» **Page and application data records**:
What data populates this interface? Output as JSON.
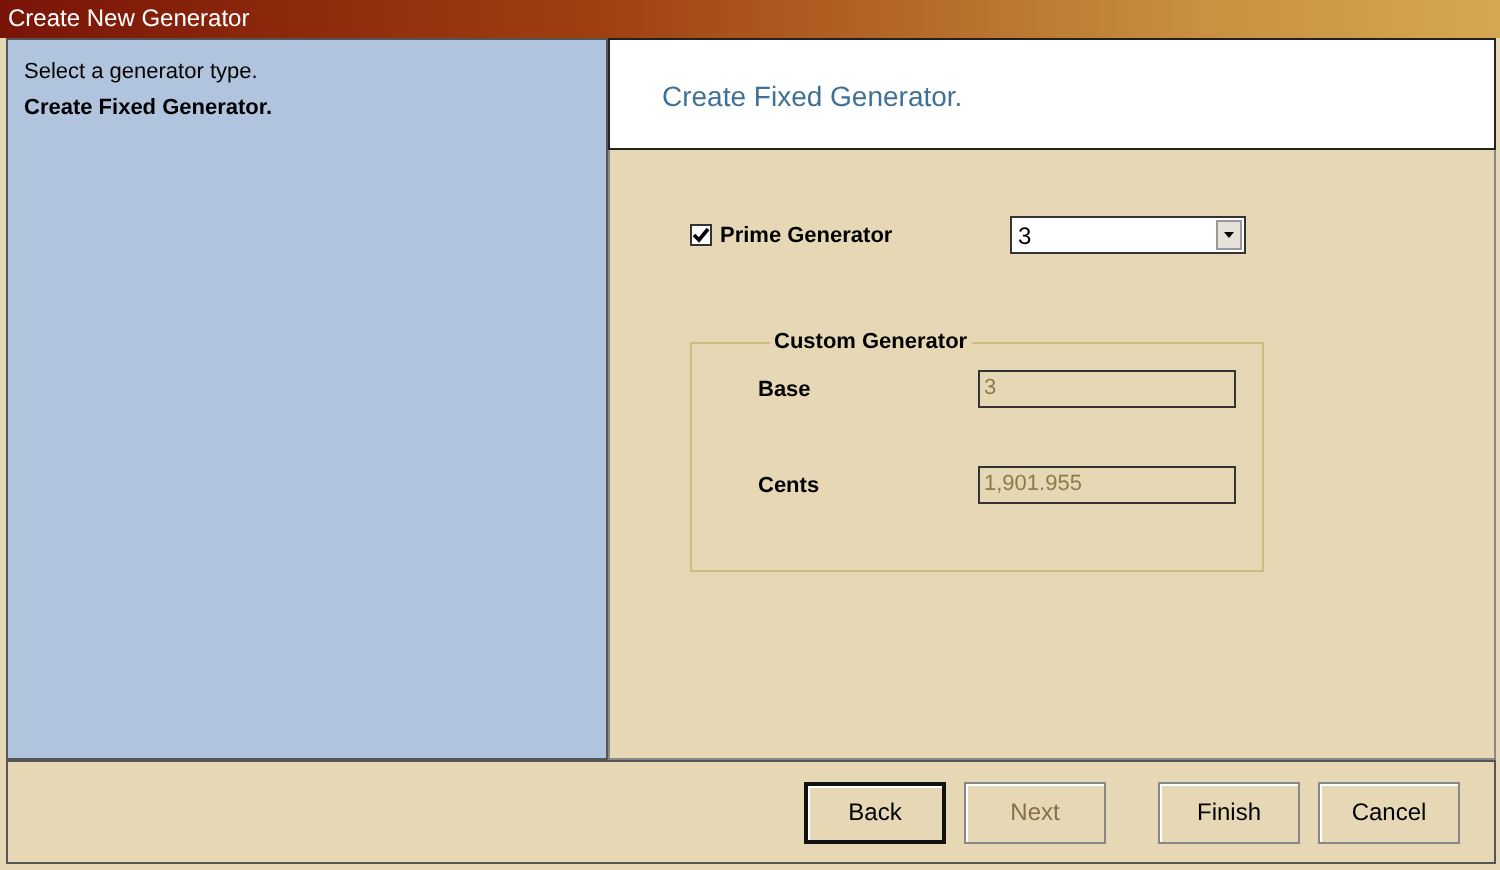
{
  "window": {
    "title": "Create New Generator"
  },
  "sidebar": {
    "prompt": "Select a generator type.",
    "items": [
      {
        "label": "Create Fixed Generator.",
        "selected": true
      }
    ]
  },
  "header": {
    "title": "Create Fixed Generator."
  },
  "prime": {
    "label": "Prime Generator",
    "checked": true,
    "value": "3"
  },
  "custom": {
    "title": "Custom Generator",
    "fields": [
      {
        "label": "Base",
        "value": "3",
        "disabled": true
      },
      {
        "label": "Cents",
        "value": "1,901.955",
        "disabled": true
      }
    ]
  },
  "buttons": [
    {
      "label": "Back",
      "default": true,
      "disabled": false
    },
    {
      "label": "Next",
      "default": false,
      "disabled": true
    },
    {
      "label": "Finish",
      "default": false,
      "disabled": false
    },
    {
      "label": "Cancel",
      "default": false,
      "disabled": false
    }
  ]
}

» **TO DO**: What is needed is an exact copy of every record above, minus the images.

» **YOUR SOLUTION**:
What data populates this interface? Output as JSON.
{
  "window": {
    "title": "Create New Generator"
  },
  "sidebar": {
    "prompt": "Select a generator type.",
    "items": [
      {
        "label": "Create Fixed Generator.",
        "selected": true
      }
    ]
  },
  "header": {
    "title": "Create Fixed Generator."
  },
  "prime": {
    "label": "Prime Generator",
    "checked": true,
    "value": "3"
  },
  "custom": {
    "title": "Custom Generator",
    "fields": [
      {
        "label": "Base",
        "value": "3",
        "disabled": true
      },
      {
        "label": "Cents",
        "value": "1,901.955",
        "disabled": true
      }
    ]
  },
  "buttons": [
    {
      "label": "Back",
      "default": true,
      "disabled": false
    },
    {
      "label": "Next",
      "default": false,
      "disabled": true
    },
    {
      "label": "Finish",
      "default": false,
      "disabled": false
    },
    {
      "label": "Cancel",
      "default": false,
      "disabled": false
    }
  ]
}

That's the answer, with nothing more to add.